• _About this exercise_
Where a line below has the string "accent" in it, include it in the count, and give that count alone.

Data about app and page elements:
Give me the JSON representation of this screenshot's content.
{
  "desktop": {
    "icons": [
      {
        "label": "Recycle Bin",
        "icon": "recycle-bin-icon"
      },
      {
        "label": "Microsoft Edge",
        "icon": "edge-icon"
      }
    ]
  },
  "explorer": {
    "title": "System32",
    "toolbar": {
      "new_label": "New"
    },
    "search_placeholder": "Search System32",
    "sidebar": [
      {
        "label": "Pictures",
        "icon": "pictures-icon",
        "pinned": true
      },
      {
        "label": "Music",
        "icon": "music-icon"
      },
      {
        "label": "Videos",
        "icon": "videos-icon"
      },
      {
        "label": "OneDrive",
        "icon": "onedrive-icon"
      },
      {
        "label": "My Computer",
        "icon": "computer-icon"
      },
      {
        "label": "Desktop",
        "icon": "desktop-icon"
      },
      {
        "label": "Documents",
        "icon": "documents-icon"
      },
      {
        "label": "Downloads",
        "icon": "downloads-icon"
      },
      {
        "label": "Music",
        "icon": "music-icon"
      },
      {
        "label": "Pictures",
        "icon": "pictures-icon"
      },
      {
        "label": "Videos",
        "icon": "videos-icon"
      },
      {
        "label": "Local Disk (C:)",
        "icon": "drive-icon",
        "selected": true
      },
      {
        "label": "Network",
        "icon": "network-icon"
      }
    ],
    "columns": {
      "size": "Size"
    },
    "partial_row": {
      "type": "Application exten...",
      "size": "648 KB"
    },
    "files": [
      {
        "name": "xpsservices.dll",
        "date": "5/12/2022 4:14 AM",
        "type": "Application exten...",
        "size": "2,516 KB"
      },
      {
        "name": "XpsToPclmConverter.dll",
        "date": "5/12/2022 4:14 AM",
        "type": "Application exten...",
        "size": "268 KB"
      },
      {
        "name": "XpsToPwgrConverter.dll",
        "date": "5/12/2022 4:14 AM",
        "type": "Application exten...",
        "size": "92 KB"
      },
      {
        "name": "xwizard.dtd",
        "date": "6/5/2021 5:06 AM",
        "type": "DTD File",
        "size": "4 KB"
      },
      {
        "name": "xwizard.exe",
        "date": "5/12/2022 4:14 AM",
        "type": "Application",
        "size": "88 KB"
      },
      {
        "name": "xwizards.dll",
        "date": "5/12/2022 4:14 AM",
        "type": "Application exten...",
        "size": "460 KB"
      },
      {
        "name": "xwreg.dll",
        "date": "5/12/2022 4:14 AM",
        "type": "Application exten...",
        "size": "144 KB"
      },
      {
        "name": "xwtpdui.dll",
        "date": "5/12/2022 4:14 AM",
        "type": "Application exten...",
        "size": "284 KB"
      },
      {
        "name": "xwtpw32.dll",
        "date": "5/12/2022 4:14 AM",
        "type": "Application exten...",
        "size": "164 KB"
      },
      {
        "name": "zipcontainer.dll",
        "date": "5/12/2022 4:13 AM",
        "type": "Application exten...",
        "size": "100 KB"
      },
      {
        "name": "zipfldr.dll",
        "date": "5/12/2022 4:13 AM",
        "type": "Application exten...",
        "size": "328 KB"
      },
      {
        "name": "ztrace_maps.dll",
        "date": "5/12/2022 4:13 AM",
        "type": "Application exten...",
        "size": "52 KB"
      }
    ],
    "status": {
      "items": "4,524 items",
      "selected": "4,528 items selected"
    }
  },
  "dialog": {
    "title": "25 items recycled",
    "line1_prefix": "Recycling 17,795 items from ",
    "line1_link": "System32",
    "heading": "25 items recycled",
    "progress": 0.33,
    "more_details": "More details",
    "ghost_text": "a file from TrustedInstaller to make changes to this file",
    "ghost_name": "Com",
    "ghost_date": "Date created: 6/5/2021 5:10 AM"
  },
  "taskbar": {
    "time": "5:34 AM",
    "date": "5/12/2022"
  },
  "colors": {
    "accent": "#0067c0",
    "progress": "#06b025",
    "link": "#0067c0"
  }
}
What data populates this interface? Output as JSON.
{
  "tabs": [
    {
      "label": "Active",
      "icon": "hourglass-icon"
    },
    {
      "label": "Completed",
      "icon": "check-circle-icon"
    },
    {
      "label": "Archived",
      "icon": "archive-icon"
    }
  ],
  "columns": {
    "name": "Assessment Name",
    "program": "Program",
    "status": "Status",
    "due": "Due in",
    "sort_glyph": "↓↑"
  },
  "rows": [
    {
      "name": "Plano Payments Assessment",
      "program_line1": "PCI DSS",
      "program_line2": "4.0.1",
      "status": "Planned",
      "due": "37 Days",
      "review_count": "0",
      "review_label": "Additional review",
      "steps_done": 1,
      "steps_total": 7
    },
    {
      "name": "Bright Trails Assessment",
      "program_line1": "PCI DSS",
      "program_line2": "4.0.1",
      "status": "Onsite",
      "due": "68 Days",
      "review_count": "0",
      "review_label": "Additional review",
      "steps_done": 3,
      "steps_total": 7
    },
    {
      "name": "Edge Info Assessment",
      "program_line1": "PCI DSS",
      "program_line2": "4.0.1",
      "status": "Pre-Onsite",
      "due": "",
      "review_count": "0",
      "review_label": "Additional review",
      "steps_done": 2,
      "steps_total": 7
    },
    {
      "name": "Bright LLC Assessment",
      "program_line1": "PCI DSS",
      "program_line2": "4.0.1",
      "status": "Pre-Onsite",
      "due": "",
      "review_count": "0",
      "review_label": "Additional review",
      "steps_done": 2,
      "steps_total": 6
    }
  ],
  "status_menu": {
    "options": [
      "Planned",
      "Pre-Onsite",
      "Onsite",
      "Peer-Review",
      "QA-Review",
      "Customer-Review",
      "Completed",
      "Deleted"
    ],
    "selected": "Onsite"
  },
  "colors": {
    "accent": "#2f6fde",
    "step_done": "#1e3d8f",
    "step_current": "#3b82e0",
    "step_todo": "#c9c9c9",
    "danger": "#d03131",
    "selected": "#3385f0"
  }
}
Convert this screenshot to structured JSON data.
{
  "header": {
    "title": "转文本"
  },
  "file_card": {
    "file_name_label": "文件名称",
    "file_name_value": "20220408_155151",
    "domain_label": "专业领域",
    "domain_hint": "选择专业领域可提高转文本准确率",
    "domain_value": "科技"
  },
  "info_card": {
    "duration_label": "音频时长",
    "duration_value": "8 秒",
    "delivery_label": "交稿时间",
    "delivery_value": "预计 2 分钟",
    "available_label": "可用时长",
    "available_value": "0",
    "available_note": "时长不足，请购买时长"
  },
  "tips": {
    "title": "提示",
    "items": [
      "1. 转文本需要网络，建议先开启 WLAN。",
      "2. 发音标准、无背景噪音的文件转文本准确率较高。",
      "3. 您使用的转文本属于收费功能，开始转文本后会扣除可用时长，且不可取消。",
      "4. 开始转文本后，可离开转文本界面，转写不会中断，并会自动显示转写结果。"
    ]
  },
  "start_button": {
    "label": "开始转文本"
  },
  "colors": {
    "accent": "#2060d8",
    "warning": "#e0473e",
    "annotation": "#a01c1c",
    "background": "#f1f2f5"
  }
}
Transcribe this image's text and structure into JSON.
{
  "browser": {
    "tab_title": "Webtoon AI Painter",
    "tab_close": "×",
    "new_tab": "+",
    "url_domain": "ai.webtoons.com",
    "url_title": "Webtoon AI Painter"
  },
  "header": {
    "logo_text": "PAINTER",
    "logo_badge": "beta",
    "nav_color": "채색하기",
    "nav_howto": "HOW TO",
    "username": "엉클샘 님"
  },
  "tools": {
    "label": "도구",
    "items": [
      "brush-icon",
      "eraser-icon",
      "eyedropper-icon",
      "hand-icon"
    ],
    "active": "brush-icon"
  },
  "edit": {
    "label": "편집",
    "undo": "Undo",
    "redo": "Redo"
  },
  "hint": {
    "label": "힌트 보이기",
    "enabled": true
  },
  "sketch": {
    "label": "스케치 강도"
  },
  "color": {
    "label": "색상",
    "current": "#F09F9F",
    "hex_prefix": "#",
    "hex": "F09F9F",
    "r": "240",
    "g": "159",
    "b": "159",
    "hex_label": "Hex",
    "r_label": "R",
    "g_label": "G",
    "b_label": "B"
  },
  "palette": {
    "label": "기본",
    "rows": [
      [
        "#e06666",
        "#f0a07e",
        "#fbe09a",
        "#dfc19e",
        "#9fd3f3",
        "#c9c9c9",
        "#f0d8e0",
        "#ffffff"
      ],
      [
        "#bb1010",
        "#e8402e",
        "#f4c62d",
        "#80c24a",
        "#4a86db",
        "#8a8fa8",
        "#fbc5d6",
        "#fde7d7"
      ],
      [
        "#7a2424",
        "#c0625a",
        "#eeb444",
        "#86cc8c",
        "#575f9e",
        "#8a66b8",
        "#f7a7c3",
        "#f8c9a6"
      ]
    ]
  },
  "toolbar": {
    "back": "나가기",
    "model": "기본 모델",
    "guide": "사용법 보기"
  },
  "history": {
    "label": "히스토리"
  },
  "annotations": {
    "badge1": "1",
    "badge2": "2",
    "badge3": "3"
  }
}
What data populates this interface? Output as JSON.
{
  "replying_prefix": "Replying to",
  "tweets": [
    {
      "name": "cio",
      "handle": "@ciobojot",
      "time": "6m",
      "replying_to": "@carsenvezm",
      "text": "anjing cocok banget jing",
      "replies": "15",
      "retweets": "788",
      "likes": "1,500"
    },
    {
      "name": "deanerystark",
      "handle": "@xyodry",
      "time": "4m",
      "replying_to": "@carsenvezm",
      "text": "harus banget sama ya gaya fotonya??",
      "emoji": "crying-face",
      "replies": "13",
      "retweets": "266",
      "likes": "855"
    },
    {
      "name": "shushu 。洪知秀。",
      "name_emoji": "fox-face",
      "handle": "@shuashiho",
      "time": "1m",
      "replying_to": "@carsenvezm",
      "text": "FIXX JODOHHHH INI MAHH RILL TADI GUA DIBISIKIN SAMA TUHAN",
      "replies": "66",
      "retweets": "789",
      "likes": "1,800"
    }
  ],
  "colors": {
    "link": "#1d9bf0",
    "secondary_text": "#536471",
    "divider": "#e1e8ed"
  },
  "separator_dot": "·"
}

• _Result_
3